Sore Back At Work? Try These Simple Steps
It’s National ‘Safe work month’ this October, so create some healthier work habits that your back will thank you for with some ‘physio approved’ advice.
On any given day in Australia, one quarter of our population is suffering some degree of back pain, and nearly 80 per cent of adults in Australia will experience back pain at some time during their lives.
Are you among them?
Research by the University of Sydney found that one third of all work related disability, world-wide, was from low back pain linked to workplace factors.
So I’ve teamed up with the Workscore’s Wellhub team to bring you some simple steps to combat back pain while you work!
If you sit at a desk a lot, you really must move often. Moving for 2 minutes every half hour is the gold standard. But that doesn’t mean you have to get up from your desk!
Try doing some pelvic tilts to loosen your low back; tucking your tailbone under, then tilting it in the air again. Repeat 10 or 20 times.
Then try tilting from side to side, lifting one butt cheek off and then the other 10-20 times.
When you’re finished tilting, make sure you’ve wedged your buttock right back in the chair.This way, your pelvis and low back is more supported and your back muscles can relax.
Perching on the edge of your chair or crossing your legs are among the ‘posture sins’ of sitting and also place extra load on your back.
I therefore suggest you set a timer to move (doing your pelvic tilts or other ‘workstation workout exercises’) every half hour, then make sure you wiggle yourself right back in the chair when you’ve finished.
If you stand a lot of the day, you’re also highly likely to get an achy back and maybe even sore legs.
If you’re indoors, standing in the one place a lot (say, at a reception desk), you may find a rubber mat helps take some strain off your back and legs.
Another option that’s handy is to use a low footrest (like the ones you’d put under a traditional desk), to rest one leg on at a time.
When you stand in a split stance, with one foot forwards and one back, you change up your weight distribution. This uses different muscles and allows your legs to absorb the load of standing better. It’s easy, then, to switch legs when you get a bit tired.
You can even try doing some small lunges forwards onto the step to wake your muscles up and boost your circulation.
Calf raises and mini-squats can also be simple and effective in helping your circulation and switching muscles back on. This stimulates the muscles that support your spine and help you stand for longer pain-free!
Doing pelvic tilts forwards and backwards while you’re standing is also a simple way to keep your low back/ pelvis flexible and reduce pain.

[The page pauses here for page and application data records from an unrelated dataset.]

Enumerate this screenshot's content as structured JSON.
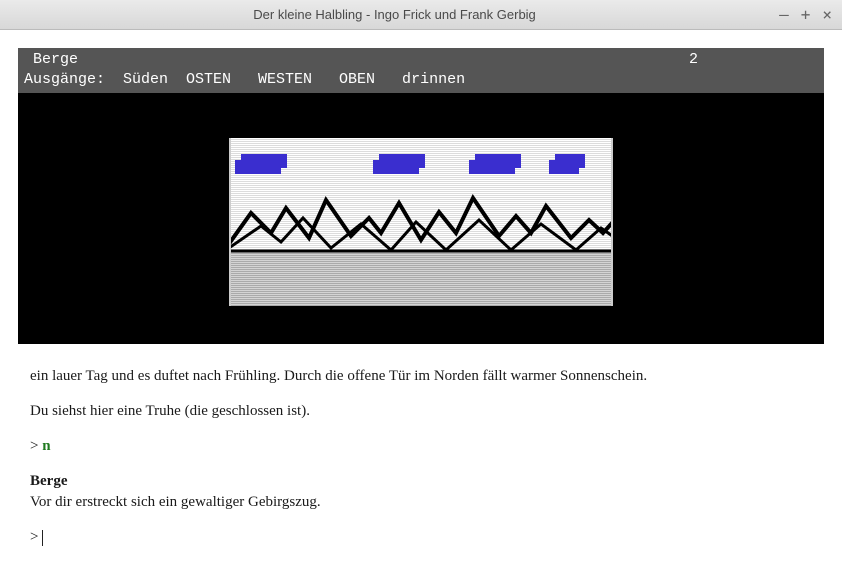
{
  "window": {
    "title": "Der kleine Halbling - Ingo Frick und Frank Gerbig",
    "min": "–",
    "max": "+",
    "close": "×"
  },
  "status": {
    "location": " Berge",
    "score": "2",
    "exits_label": "Ausgänge:  Süden  OSTEN   WESTEN   OBEN   drinnen"
  },
  "transcript": {
    "para1": "ein lauer Tag und es duftet nach Frühling. Durch die offene Tür im Norden fällt warmer Sonnenschein.",
    "para2": "Du siehst hier eine Truhe (die geschlossen ist).",
    "prompt1_prefix": "> ",
    "prompt1_cmd": "n",
    "loc_name": "Berge",
    "loc_desc": "Vor dir erstreckt sich ein gewaltiger Gebirgszug.",
    "prompt2": ">"
  }
}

If you’re doing a fair bit of manual work, you’re probably familiar with using good lifting techniques…
Making sure you have load close to your body, below waist height where possible and bending at the hips and knees- rather than your back- are all essential ‘rules’ to keep in mind when you’re lifting and carrying.
But if you find your knees aren’t up to the task, or you’re lifting or bending repeatedly, it can be really helpful to use a ‘split stance’. Like with standing, having one foot forwards and one back helps you generate most force from your powerful leg and hip muscles.
This means it’s easier to protect your back, and is also easier on your knees and ankles than a straight squat. Plus, you’ll really benefit from doing the exercises mentioned above to condition your back and legs for your work.
Then, next time you need to reach or bend or lift (at home or work), try a ‘split stance’!